Saved entries:
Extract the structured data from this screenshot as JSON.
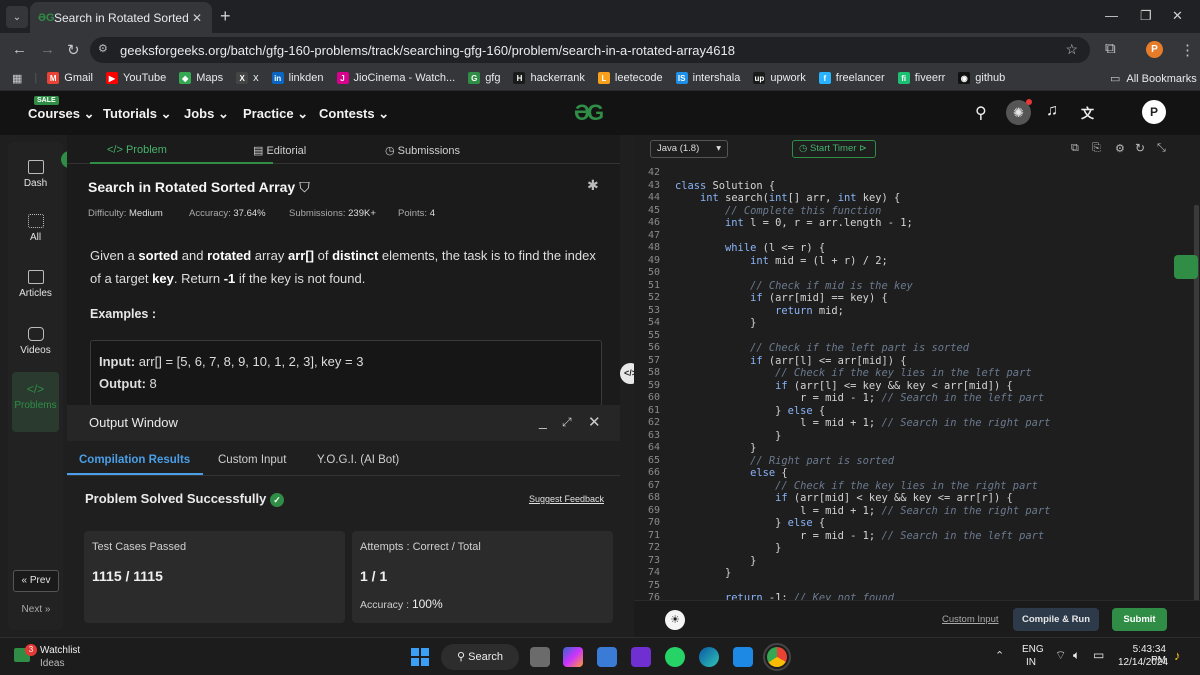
{
  "browser": {
    "tab_title": "Search in Rotated Sorted Array",
    "tab_favicon": "gfg",
    "url": "geeksforgeeks.org/batch/gfg-160-problems/track/searching-gfg-160/problem/search-in-a-rotated-array4618",
    "profile_initial": "P",
    "all_bookmarks": "All Bookmarks",
    "bookmarks": [
      {
        "label": "Gmail",
        "color": "#ea4335",
        "glyph": "M"
      },
      {
        "label": "YouTube",
        "color": "#ff0000",
        "glyph": "▶"
      },
      {
        "label": "Maps",
        "color": "#34a853",
        "glyph": "◆"
      },
      {
        "label": "x",
        "color": "#444444",
        "glyph": "X"
      },
      {
        "label": "linkden",
        "color": "#0a66c2",
        "glyph": "in"
      },
      {
        "label": "JioCinema - Watch...",
        "color": "#d9008d",
        "glyph": "J"
      },
      {
        "label": "gfg",
        "color": "#2f8d46",
        "glyph": "G"
      },
      {
        "label": "hackerrank",
        "color": "#1a1a1a",
        "glyph": "H"
      },
      {
        "label": "leetecode",
        "color": "#f89f1b",
        "glyph": "L"
      },
      {
        "label": "intershala",
        "color": "#1f8ee6",
        "glyph": "IS"
      },
      {
        "label": "upwork",
        "color": "#1a1a1a",
        "glyph": "up"
      },
      {
        "label": "freelancer",
        "color": "#29b2fe",
        "glyph": "f"
      },
      {
        "label": "fiveerr",
        "color": "#1dbf73",
        "glyph": "fi"
      },
      {
        "label": "github",
        "color": "#111111",
        "glyph": "◉"
      }
    ]
  },
  "site_nav": {
    "sale_badge": "SALE",
    "items": [
      "Courses",
      "Tutorials",
      "Jobs",
      "Practice",
      "Contests"
    ],
    "logo": "ƏG",
    "avatar": "P"
  },
  "sidebar": {
    "items": [
      "Dash",
      "All",
      "Articles",
      "Videos",
      "Problems"
    ],
    "prev": "« Prev",
    "next": "Next »"
  },
  "problem": {
    "tabs": [
      "Problem",
      "Editorial",
      "Submissions"
    ],
    "title": "Search in Rotated Sorted Array",
    "difficulty_label": "Difficulty:",
    "difficulty": "Medium",
    "accuracy_label": "Accuracy:",
    "accuracy": "37.64%",
    "submissions_label": "Submissions:",
    "submissions": "239K+",
    "points_label": "Points:",
    "points": "4",
    "desc_1": "Given a ",
    "desc_b1": "sorted",
    "desc_2": " and ",
    "desc_b2": "rotated",
    "desc_3": " array ",
    "desc_b3": "arr[]",
    "desc_4": " of ",
    "desc_b4": "distinct",
    "desc_5": " elements, the task is to find the index of a target ",
    "desc_b5": "key",
    "desc_6": ". Return ",
    "desc_b6": "-1",
    "desc_7": " if the key is not found.",
    "examples_label": "Examples :",
    "ex_input_label": "Input:",
    "ex_input": "arr[] = [5, 6, 7, 8, 9, 10, 1, 2, 3], key = 3",
    "ex_output_label": "Output:",
    "ex_output": "8"
  },
  "output_window": {
    "title": "Output Window",
    "tabs": [
      "Compilation Results",
      "Custom Input",
      "Y.O.G.I. (AI Bot)"
    ],
    "status": "Problem Solved Successfully",
    "suggest": "Suggest Feedback",
    "test_cases_label": "Test Cases Passed",
    "test_cases": "1115 / 1115",
    "attempts_label": "Attempts : Correct / Total",
    "attempts": "1 / 1",
    "accuracy_label": "Accuracy :",
    "accuracy": "100%"
  },
  "editor": {
    "language": "Java (1.8)",
    "timer": "Start Timer",
    "custom_input": "Custom Input",
    "compile": "Compile & Run",
    "submit": "Submit",
    "lines": [
      {
        "n": "42",
        "t": ""
      },
      {
        "n": "43",
        "t": "class Solution {"
      },
      {
        "n": "44",
        "t": "    int search(int[] arr, int key) {"
      },
      {
        "n": "45",
        "t": "        // Complete this function",
        "c": true
      },
      {
        "n": "46",
        "t": "        int l = 0, r = arr.length - 1;"
      },
      {
        "n": "47",
        "t": ""
      },
      {
        "n": "48",
        "t": "        while (l <= r) {"
      },
      {
        "n": "49",
        "t": "            int mid = (l + r) / 2;"
      },
      {
        "n": "50",
        "t": ""
      },
      {
        "n": "51",
        "t": "            // Check if mid is the key",
        "c": true
      },
      {
        "n": "52",
        "t": "            if (arr[mid] == key) {"
      },
      {
        "n": "53",
        "t": "                return mid;"
      },
      {
        "n": "54",
        "t": "            }"
      },
      {
        "n": "55",
        "t": ""
      },
      {
        "n": "56",
        "t": "            // Check if the left part is sorted",
        "c": true
      },
      {
        "n": "57",
        "t": "            if (arr[l] <= arr[mid]) {"
      },
      {
        "n": "58",
        "t": "                // Check if the key lies in the left part",
        "c": true
      },
      {
        "n": "59",
        "t": "                if (arr[l] <= key && key < arr[mid]) {"
      },
      {
        "n": "60",
        "t": "                    r = mid - 1; // Search in the left part"
      },
      {
        "n": "61",
        "t": "                } else {"
      },
      {
        "n": "62",
        "t": "                    l = mid + 1; // Search in the right part"
      },
      {
        "n": "63",
        "t": "                }"
      },
      {
        "n": "64",
        "t": "            }"
      },
      {
        "n": "65",
        "t": "            // Right part is sorted",
        "c": true
      },
      {
        "n": "66",
        "t": "            else {"
      },
      {
        "n": "67",
        "t": "                // Check if the key lies in the right part",
        "c": true
      },
      {
        "n": "68",
        "t": "                if (arr[mid] < key && key <= arr[r]) {"
      },
      {
        "n": "69",
        "t": "                    l = mid + 1; // Search in the right part"
      },
      {
        "n": "70",
        "t": "                } else {"
      },
      {
        "n": "71",
        "t": "                    r = mid - 1; // Search in the left part"
      },
      {
        "n": "72",
        "t": "                }"
      },
      {
        "n": "73",
        "t": "            }"
      },
      {
        "n": "74",
        "t": "        }"
      },
      {
        "n": "75",
        "t": ""
      },
      {
        "n": "76",
        "t": "        return -1; // Key not found"
      }
    ]
  },
  "taskbar": {
    "watchlist_badge": "3",
    "watchlist": "Watchlist",
    "watchlist_sub": "Ideas",
    "search": "Search",
    "lang": "ENG",
    "region": "IN",
    "time": "5:43:34 PM",
    "date": "12/14/2024"
  },
  "colors": {
    "accent_green": "#2f8d46",
    "link_blue": "#4a9fe8"
  }
}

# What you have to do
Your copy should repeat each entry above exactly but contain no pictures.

# Solution
Extract the structured data from this screenshot as JSON.
{
  "browser": {
    "tab_title": "Search in Rotated Sorted Array",
    "tab_favicon": "gfg",
    "url": "geeksforgeeks.org/batch/gfg-160-problems/track/searching-gfg-160/problem/search-in-a-rotated-array4618",
    "profile_initial": "P",
    "all_bookmarks": "All Bookmarks",
    "bookmarks": [
      {
        "label": "Gmail",
        "color": "#ea4335",
        "glyph": "M"
      },
      {
        "label": "YouTube",
        "color": "#ff0000",
        "glyph": "▶"
      },
      {
        "label": "Maps",
        "color": "#34a853",
        "glyph": "◆"
      },
      {
        "label": "x",
        "color": "#444444",
        "glyph": "X"
      },
      {
        "label": "linkden",
        "color": "#0a66c2",
        "glyph": "in"
      },
      {
        "label": "JioCinema - Watch...",
        "color": "#d9008d",
        "glyph": "J"
      },
      {
        "label": "gfg",
        "color": "#2f8d46",
        "glyph": "G"
      },
      {
        "label": "hackerrank",
        "color": "#1a1a1a",
        "glyph": "H"
      },
      {
        "label": "leetecode",
        "color": "#f89f1b",
        "glyph": "L"
      },
      {
        "label": "intershala",
        "color": "#1f8ee6",
        "glyph": "IS"
      },
      {
        "label": "upwork",
        "color": "#1a1a1a",
        "glyph": "up"
      },
      {
        "label": "freelancer",
        "color": "#29b2fe",
        "glyph": "f"
      },
      {
        "label": "fiveerr",
        "color": "#1dbf73",
        "glyph": "fi"
      },
      {
        "label": "github",
        "color": "#111111",
        "glyph": "◉"
      }
    ]
  },
  "site_nav": {
    "sale_badge": "SALE",
    "items": [
      "Courses",
      "Tutorials",
      "Jobs",
      "Practice",
      "Contests"
    ],
    "logo": "ƏG",
    "avatar": "P"
  },
  "sidebar": {
    "items": [
      "Dash",
      "All",
      "Articles",
      "Videos",
      "Problems"
    ],
    "prev": "« Prev",
    "next": "Next »"
  },
  "problem": {
    "tabs": [
      "Problem",
      "Editorial",
      "Submissions"
    ],
    "title": "Search in Rotated Sorted Array",
    "difficulty_label": "Difficulty:",
    "difficulty": "Medium",
    "accuracy_label": "Accuracy:",
    "accuracy": "37.64%",
    "submissions_label": "Submissions:",
    "submissions": "239K+",
    "points_label": "Points:",
    "points": "4",
    "desc_1": "Given a ",
    "desc_b1": "sorted",
    "desc_2": " and ",
    "desc_b2": "rotated",
    "desc_3": " array ",
    "desc_b3": "arr[]",
    "desc_4": " of ",
    "desc_b4": "distinct",
    "desc_5": " elements, the task is to find the index of a target ",
    "desc_b5": "key",
    "desc_6": ". Return ",
    "desc_b6": "-1",
    "desc_7": " if the key is not found.",
    "examples_label": "Examples :",
    "ex_input_label": "Input:",
    "ex_input": "arr[] = [5, 6, 7, 8, 9, 10, 1, 2, 3], key = 3",
    "ex_output_label": "Output:",
    "ex_output": "8"
  },
  "output_window": {
    "title": "Output Window",
    "tabs": [
      "Compilation Results",
      "Custom Input",
      "Y.O.G.I. (AI Bot)"
    ],
    "status": "Problem Solved Successfully",
    "suggest": "Suggest Feedback",
    "test_cases_label": "Test Cases Passed",
    "test_cases": "1115 / 1115",
    "attempts_label": "Attempts : Correct / Total",
    "attempts": "1 / 1",
    "accuracy_label": "Accuracy :",
    "accuracy": "100%"
  },
  "editor": {
    "language": "Java (1.8)",
    "timer": "Start Timer",
    "custom_input": "Custom Input",
    "compile": "Compile & Run",
    "submit": "Submit",
    "lines": [
      {
        "n": "42",
        "t": ""
      },
      {
        "n": "43",
        "t": "class Solution {"
      },
      {
        "n": "44",
        "t": "    int search(int[] arr, int key) {"
      },
      {
        "n": "45",
        "t": "        // Complete this function",
        "c": true
      },
      {
        "n": "46",
        "t": "        int l = 0, r = arr.length - 1;"
      },
      {
        "n": "47",
        "t": ""
      },
      {
        "n": "48",
        "t": "        while (l <= r) {"
      },
      {
        "n": "49",
        "t": "            int mid = (l + r) / 2;"
      },
      {
        "n": "50",
        "t": ""
      },
      {
        "n": "51",
        "t": "            // Check if mid is the key",
        "c": true
      },
      {
        "n": "52",
        "t": "            if (arr[mid] == key) {"
      },
      {
        "n": "53",
        "t": "                return mid;"
      },
      {
        "n": "54",
        "t": "            }"
      },
      {
        "n": "55",
        "t": ""
      },
      {
        "n": "56",
        "t": "            // Check if the left part is sorted",
        "c": true
      },
      {
        "n": "57",
        "t": "            if (arr[l] <= arr[mid]) {"
      },
      {
        "n": "58",
        "t": "                // Check if the key lies in the left part",
        "c": true
      },
      {
        "n": "59",
        "t": "                if (arr[l] <= key && key < arr[mid]) {"
      },
      {
        "n": "60",
        "t": "                    r = mid - 1; // Search in the left part"
      },
      {
        "n": "61",
        "t": "                } else {"
      },
      {
        "n": "62",
        "t": "                    l = mid + 1; // Search in the right part"
      },
      {
        "n": "63",
        "t": "                }"
      },
      {
        "n": "64",
        "t": "            }"
      },
      {
        "n": "65",
        "t": "            // Right part is sorted",
        "c": true
      },
      {
        "n": "66",
        "t": "            else {"
      },
      {
        "n": "67",
        "t": "                // Check if the key lies in the right part",
        "c": true
      },
      {
        "n": "68",
        "t": "                if (arr[mid] < key && key <= arr[r]) {"
      },
      {
        "n": "69",
        "t": "                    l = mid + 1; // Search in the right part"
      },
      {
        "n": "70",
        "t": "                } else {"
      },
      {
        "n": "71",
        "t": "                    r = mid - 1; // Search in the left part"
      },
      {
        "n": "72",
        "t": "                }"
      },
      {
        "n": "73",
        "t": "            }"
      },
      {
        "n": "74",
        "t": "        }"
      },
      {
        "n": "75",
        "t": ""
      },
      {
        "n": "76",
        "t": "        return -1; // Key not found"
      }
    ]
  },
  "taskbar": {
    "watchlist_badge": "3",
    "watchlist": "Watchlist",
    "watchlist_sub": "Ideas",
    "search": "Search",
    "lang": "ENG",
    "region": "IN",
    "time": "5:43:34 PM",
    "date": "12/14/2024"
  },
  "colors": {
    "accent_green": "#2f8d46",
    "link_blue": "#4a9fe8"
  }
}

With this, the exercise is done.